Too Smart to Start is just one of many substance abuse prevention programs that is aimed at helping families to recognize and prevent underage drinking. Various other programs such as the Family Spirit study which provides parenting knowledge and skills guidelines in helping to reduce substance abuse in the home can be found in hospitals, at treatment centers, an in community centers throughout the country. Individual substance abuse prevention programs for families are often provided on a case-by-case basis with referral from a treatment specialist or counselor. Such programs are also sometimes court ordered when families are in “trouble” legally or when a child has been removed from the home as a result of substance abuse. Often times, the Department of Child Welfare Services will intervene and recommend substance abuse prevention programs for families in need; these are just some of the types of services that can be expected.
Programs for Employers
According to SAMHSA, the Drug-Free Workplace Programs provide information and details regarding substance abuse, prevention, and comprehensive wellness programs for employers. These substance abuse prevention programs focus on helping employees to recognize and accept the importance of remaining substance free while working and provide various education, support and guidance techniques to employers to help them build a strong, substance free workforce. This division also offers assistance to employers in the areas of drug testing and in following adequate privacy guidelines for both employee and employer safety.
Programs for Pregnant Women
Substance abuse prevention programs are sometimes geared to pregnant women in an effort to prevent babies from being born prematurely or from being born addicted to a substance that the mother was using during pregnancy. According to the National Abandoned Infants Assistance Resource Center, “although women who abuse substances do not necessarily need women-only services, treatment should focus on circumstances and issues that are specific to women.” As such, many different programs are available to assist women in overcoming instances of substance abuse while they are pregnant. These include:

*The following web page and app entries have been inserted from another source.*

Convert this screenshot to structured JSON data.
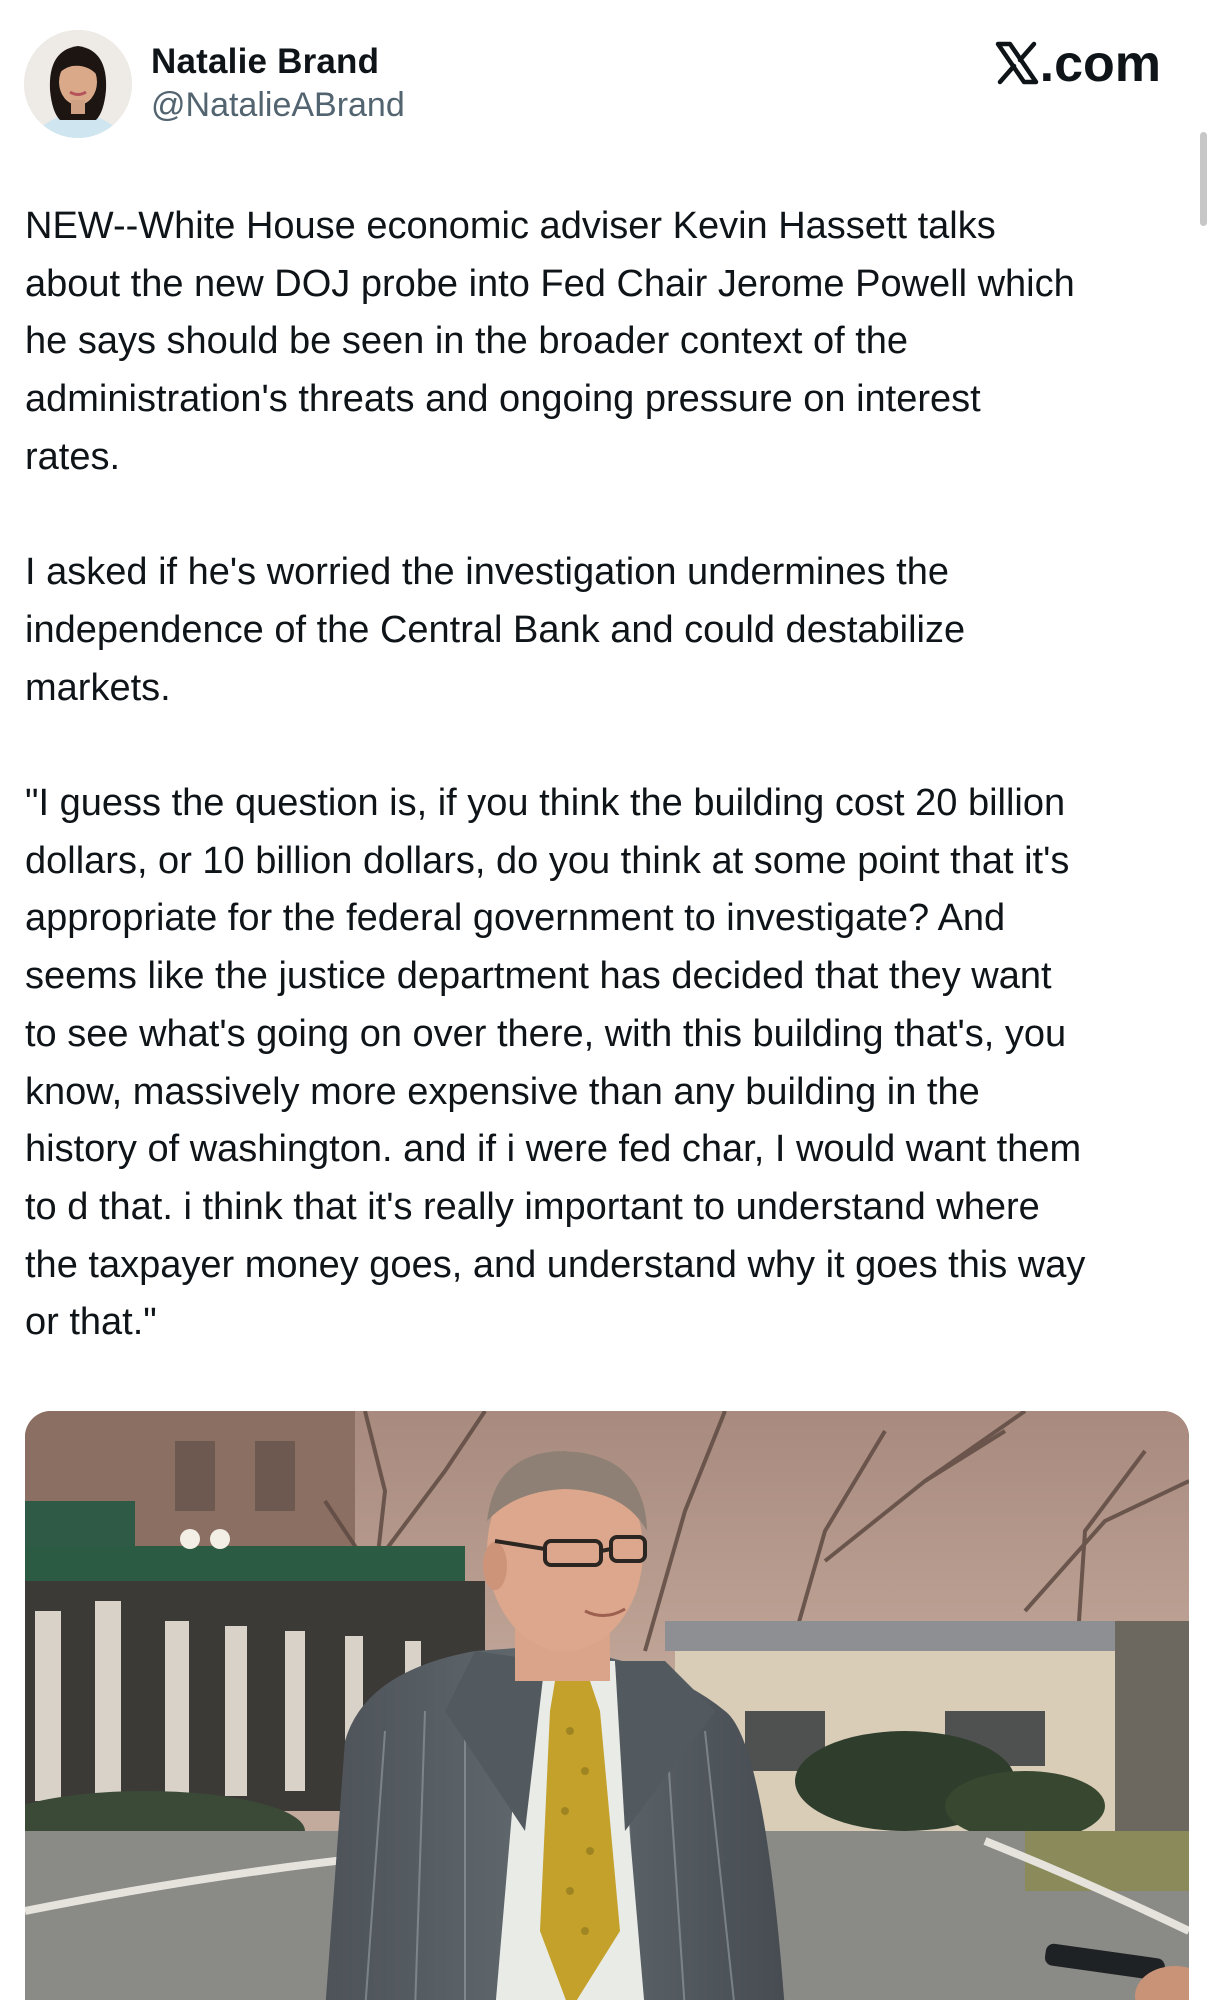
{
  "author": {
    "display_name": "Natalie Brand",
    "handle": "@NatalieABrand",
    "avatar_icon": "profile-avatar"
  },
  "brand": {
    "icon": "x-logo-icon",
    "suffix": ".com"
  },
  "post": {
    "paragraphs": [
      "NEW--White House economic adviser Kevin Hassett talks\nabout the new DOJ probe into Fed Chair Jerome Powell which\nhe says should be seen in the broader context of the\nadministration's threats and ongoing pressure on interest\nrates.",
      "I asked if he's worried the investigation undermines the\nindependence of the Central Bank and could destabilize\nmarkets.",
      "\"I guess the question is, if you think the building cost 20 billion\ndollars, or 10 billion dollars, do you think at some point that it's\nappropriate for the federal government to investigate? And\nseems like the justice department has decided that they want\nto see what's going on over there, with this building that's, you\nknow, massively more expensive than any building in the\nhistory of washington. and if i were fed char, I would want them\nto d that. i think that it's really important to understand where\nthe taxpayer money goes, and understand why it goes this way\nor that.\""
    ]
  },
  "media": {
    "type": "video-still",
    "scene": "man-in-pinstripe-suit-outside-white-house"
  },
  "colors": {
    "text_primary": "#0f1419",
    "text_secondary": "#536471",
    "background": "#ffffff"
  }
}
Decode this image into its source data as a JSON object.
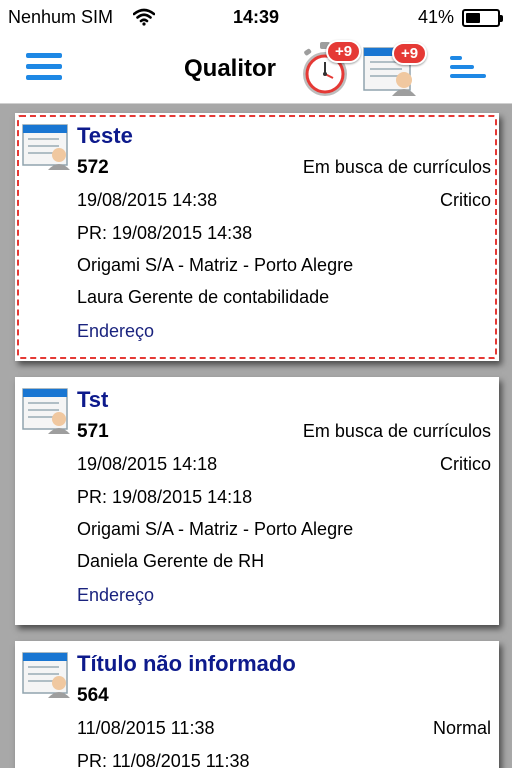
{
  "status_bar": {
    "carrier": "Nenhum SIM",
    "time": "14:39",
    "battery": "41%",
    "battery_level": 0.41
  },
  "nav": {
    "title": "Qualitor",
    "timer_badge": "+9",
    "list_badge": "+9"
  },
  "colors": {
    "accent": "#1e88e5",
    "title": "#0d1a8c",
    "badge": "#e53935",
    "selection": "#e53935"
  },
  "tickets": [
    {
      "title": "Teste",
      "number": "572",
      "status": "Em busca de currículos",
      "date": "19/08/2015 14:38",
      "priority": "Critico",
      "pr": "PR: 19/08/2015 14:38",
      "company": "Origami S/A - Matriz - Porto Alegre",
      "contact": "Laura Gerente de contabilidade",
      "link": "Endereço",
      "selected": true
    },
    {
      "title": "Tst",
      "number": "571",
      "status": "Em busca de currículos",
      "date": "19/08/2015 14:18",
      "priority": "Critico",
      "pr": "PR: 19/08/2015 14:18",
      "company": "Origami S/A - Matriz - Porto Alegre",
      "contact": "Daniela Gerente de RH",
      "link": "Endereço",
      "selected": false
    },
    {
      "title": "Título não informado",
      "number": "564",
      "status": "",
      "date": "11/08/2015 11:38",
      "priority": "Normal",
      "pr": "PR: 11/08/2015 11:38",
      "company": "",
      "contact": "",
      "link": "",
      "selected": false
    }
  ]
}
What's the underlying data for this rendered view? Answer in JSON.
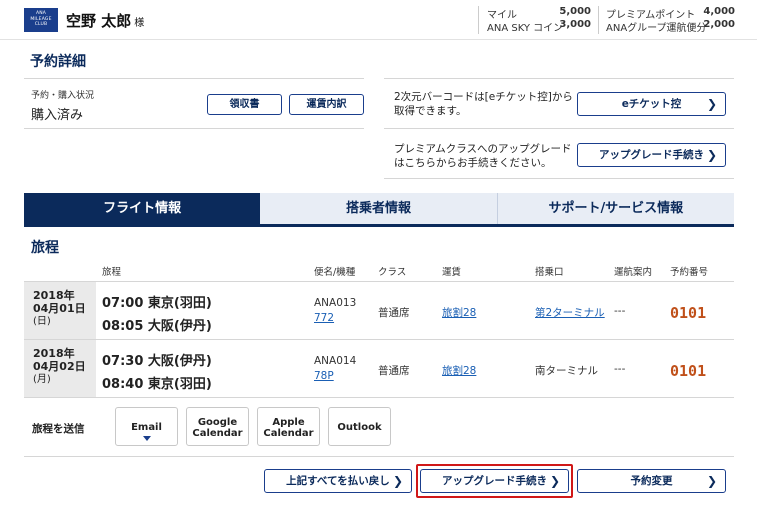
{
  "header": {
    "logo_lines": [
      "ANA",
      "MILEAGE",
      "CLUB"
    ],
    "user_name": "空野 太郎",
    "user_suffix": "様",
    "stats": [
      {
        "label": "マイル",
        "value": "5,000"
      },
      {
        "label": "ANA SKY コイン",
        "value": "3,000"
      },
      {
        "label": "プレミアムポイント",
        "value": "4,000"
      },
      {
        "label": "ANAグループ運航便分",
        "value": "2,000"
      }
    ]
  },
  "booking": {
    "title": "予約詳細",
    "status_label": "予約・購入状況",
    "status_value": "購入済み",
    "receipt_button": "領収書",
    "fare_button": "運賃内訳",
    "eticket_note_line1": "2次元バーコードは[eチケット控]から",
    "eticket_note_line2": "取得できます。",
    "eticket_button": "eチケット控",
    "upgrade_note_line1": "プレミアムクラスへのアップグレード",
    "upgrade_note_line2": "はこちらからお手続きください。",
    "upgrade_button": "アップグレード手続き"
  },
  "tabs": [
    "フライト情報",
    "搭乗者情報",
    "サポート/サービス情報"
  ],
  "itinerary": {
    "title": "旅程",
    "columns": [
      "旅程",
      "便名/機種",
      "クラス",
      "運賃",
      "搭乗口",
      "運航案内",
      "予約番号"
    ],
    "flights": [
      {
        "year": "2018年",
        "date": "04月01日",
        "dow": "(日)",
        "dep": "07:00  東京(羽田)",
        "arr": "08:05  大阪(伊丹)",
        "flight_no": "ANA013",
        "aircraft": "772",
        "class": "普通席",
        "fare": "旅割28",
        "gate": "第2ターミナル",
        "ops": "---",
        "reservation": "0101"
      },
      {
        "year": "2018年",
        "date": "04月02日",
        "dow": "(月)",
        "dep": "07:30  大阪(伊丹)",
        "arr": "08:40  東京(羽田)",
        "flight_no": "ANA014",
        "aircraft": "78P",
        "class": "普通席",
        "fare": "旅割28",
        "gate": "南ターミナル",
        "ops": "---",
        "reservation": "0101"
      }
    ]
  },
  "send": {
    "label": "旅程を送信",
    "email": "Email",
    "google_line1": "Google",
    "google_line2": "Calendar",
    "apple_line1": "Apple",
    "apple_line2": "Calendar",
    "outlook": "Outlook"
  },
  "actions": {
    "refund": "上記すべてを払い戻し",
    "upgrade": "アップグレード手続き",
    "change": "予約変更"
  },
  "colors": {
    "brand": "#0b2a5b",
    "link": "#1a5fb4",
    "reservation": "#c0501a",
    "highlight": "#d01818"
  }
}
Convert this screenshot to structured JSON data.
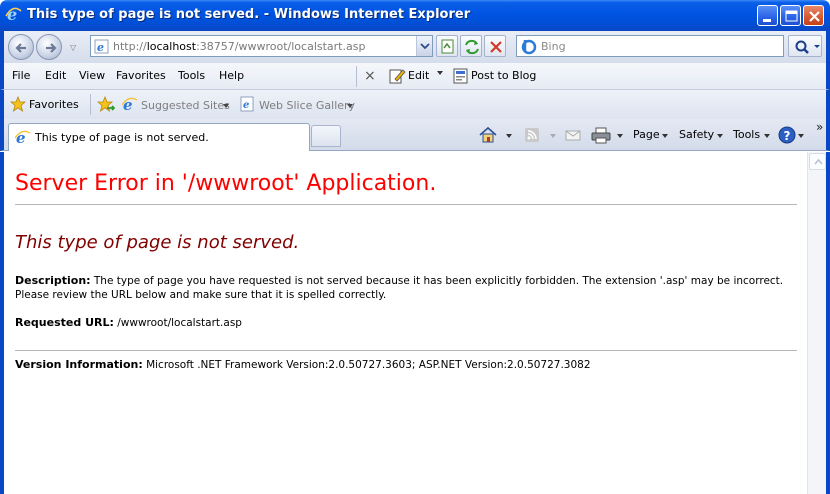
{
  "window": {
    "title": "This type of page is not served. - Windows Internet Explorer"
  },
  "address": {
    "url_prefix": "http://",
    "url_host": "localhost",
    "url_rest": ":38757/wwwroot/localstart.asp",
    "search_placeholder": "Bing"
  },
  "menu": {
    "items": [
      "File",
      "Edit",
      "View",
      "Favorites",
      "Tools",
      "Help"
    ],
    "edit_label": "Edit",
    "blog_label": "Post to Blog"
  },
  "favorites": {
    "label": "Favorites",
    "links": [
      "Suggested Sites",
      "Web Slice Gallery"
    ]
  },
  "tabs": {
    "active_title": "This type of page is not served."
  },
  "commandbar": {
    "page": "Page",
    "safety": "Safety",
    "tools": "Tools"
  },
  "page": {
    "heading": "Server Error in '/wwwroot' Application.",
    "error_title": "This type of page is not served.",
    "description_label": "Description:",
    "description_text": "The type of page you have requested is not served because it has been explicitly forbidden.  The extension '.asp' may be incorrect.   Please review the URL below and make sure that it is spelled correctly.",
    "requested_label": "Requested URL:",
    "requested_value": "/wwwroot/localstart.asp",
    "version_label": "Version Information:",
    "version_value": "Microsoft .NET Framework Version:2.0.50727.3603; ASP.NET Version:2.0.50727.3082"
  },
  "colors": {
    "heading": "#ff0000",
    "error_title": "#800000",
    "titlebar": "#0054e3"
  }
}
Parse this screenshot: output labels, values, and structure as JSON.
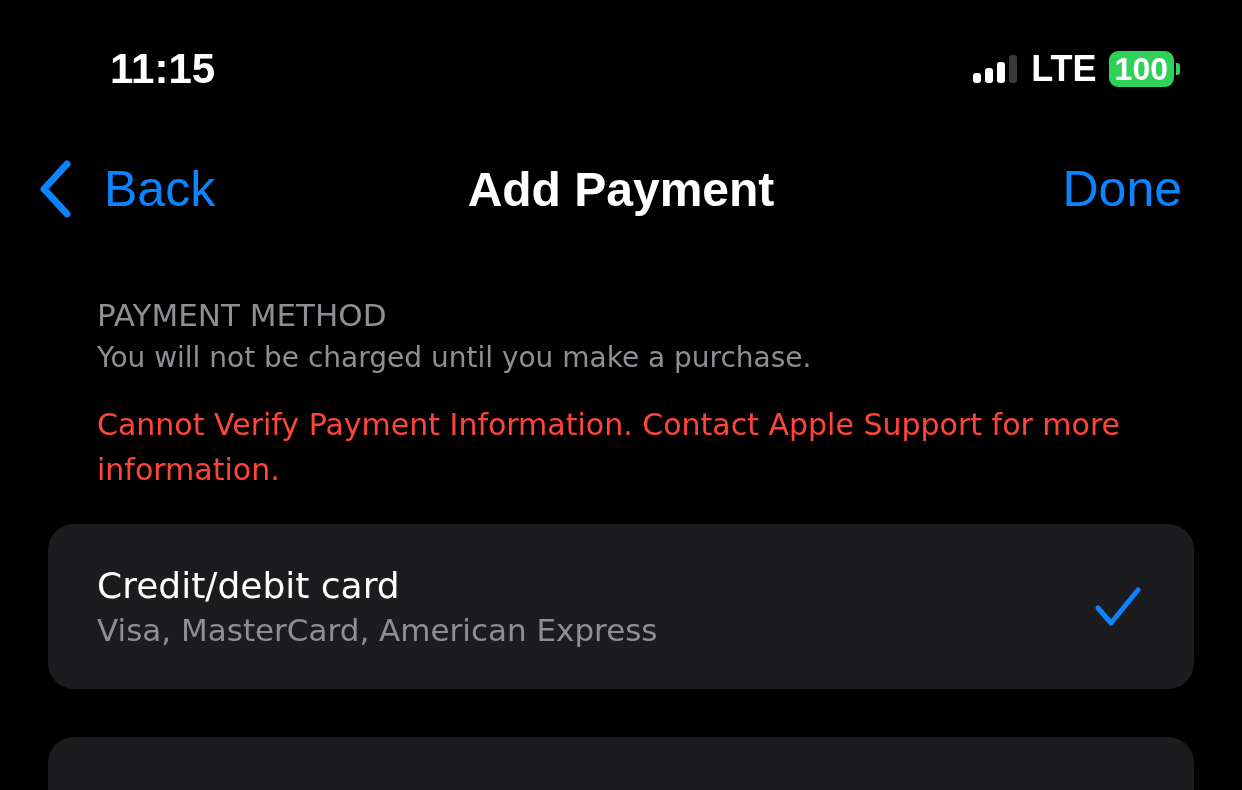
{
  "status_bar": {
    "time": "11:15",
    "network": "LTE",
    "battery": "100"
  },
  "nav_bar": {
    "back": "Back",
    "title": "Add Payment",
    "done": "Done"
  },
  "section": {
    "header": "PAYMENT METHOD",
    "subtitle": "You will not be charged until you make a purchase.",
    "error": "Cannot Verify Payment Information. Contact Apple Support for more information."
  },
  "payment_methods": [
    {
      "title": "Credit/debit card",
      "subtitle": "Visa, MasterCard, American Express",
      "selected": true
    }
  ]
}
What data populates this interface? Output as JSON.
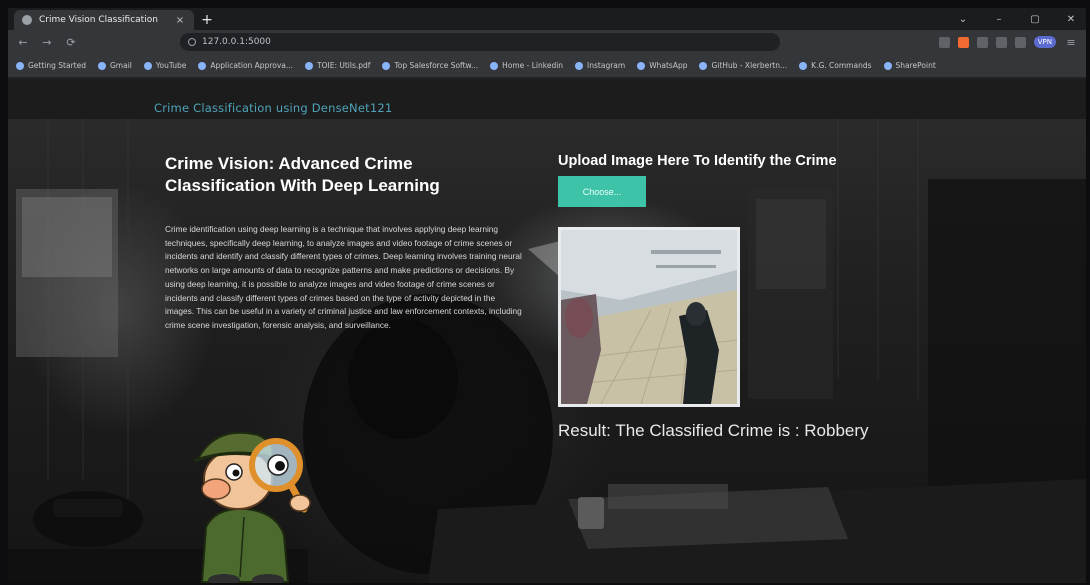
{
  "browser": {
    "tab_title": "Crime Vision Classification",
    "tab_close": "×",
    "new_tab": "+",
    "url": "127.0.0.1:5000",
    "vpn_label": "VPN",
    "window_controls": {
      "minimize": "–",
      "maximize": "▢",
      "close": "✕"
    },
    "nav": {
      "back": "←",
      "forward": "→",
      "reload": "⟳"
    },
    "bookmarks": [
      "Getting Started",
      "Gmail",
      "YouTube",
      "Application Approva...",
      "TOIE: Utils.pdf",
      "Top Salesforce Softw...",
      "Home - Linkedin",
      "Instagram",
      "WhatsApp",
      "GitHub - Xlerbertn...",
      "K.G. Commands",
      "SharePoint"
    ]
  },
  "navbar": {
    "brand": "Crime Classification using DenseNet121"
  },
  "hero": {
    "heading": "Crime Vision: Advanced Crime Classification With Deep Learning",
    "description": "Crime identification using deep learning is a technique that involves applying deep learning techniques, specifically deep learning, to analyze images and video footage of crime scenes or incidents and identify and classify different types of crimes. Deep learning involves training neural networks on large amounts of data to recognize patterns and make predictions or decisions. By using deep learning, it is possible to analyze images and video footage of crime scenes or incidents and classify different types of crimes based on the type of activity depicted in the images. This can be useful in a variety of criminal justice and law enforcement contexts, including crime scene investigation, forensic analysis, and surveillance."
  },
  "upload": {
    "title": "Upload Image Here To Identify the Crime",
    "choose_label": "Choose...",
    "result_label": "Result: The Classified Crime is : Robbery"
  },
  "colors": {
    "accent_button": "#3fc3a8",
    "brand_text": "#4fa3b8"
  }
}
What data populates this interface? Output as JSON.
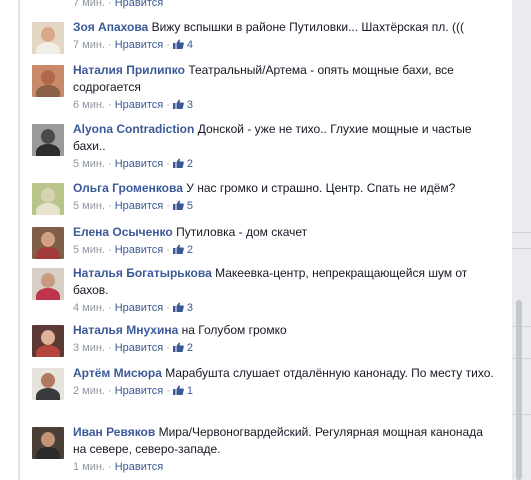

- Residential treatment programs
- Outpatient treatment programs
- Support groups
Drug courts, that are mandated by the state or county in which an individual has been arrested for a drug related charge, do their part to prevent substance abuse too. These programs employ various treatment models to monitoring and supervision, risk assessment, treatment and rehabilitation. Often times, drug courts are responsible for helping families to overcome substance abuse and get back together following the removal of children from a home where substance use is a problem. Other times, juvenile drug courts may interfere with a situation in which a child or teen is abusing drugs; this type of program will focus on providing family counseling and education, intervention and treatment that will aid in the restoration of stability while promoting accountability for the individuals who are involved with the drug use, according to the National Criminal Justice Reference Service.
In the event that an individual is already using drugs regularly, an intervention program may come into play. According to the King County Department of Community and Human Services, “the goal of intervention is to reduce the risk of harm and decrease problem behaviors that result from continued use of substances.” Intervention programs respond to risk factors, offer ongoing services and help patients to recognize and reduce the consequences associated with substance use and abuse. An intervention program may include:
- Assessment and screening
- Referral for information or educational guidance
- Treatment referrals
- Referral for detox
- Referral for various community outreach services such as job placement or placement into one of the above mentioned substance abuse prevention programs
- Case management
- Follow-up care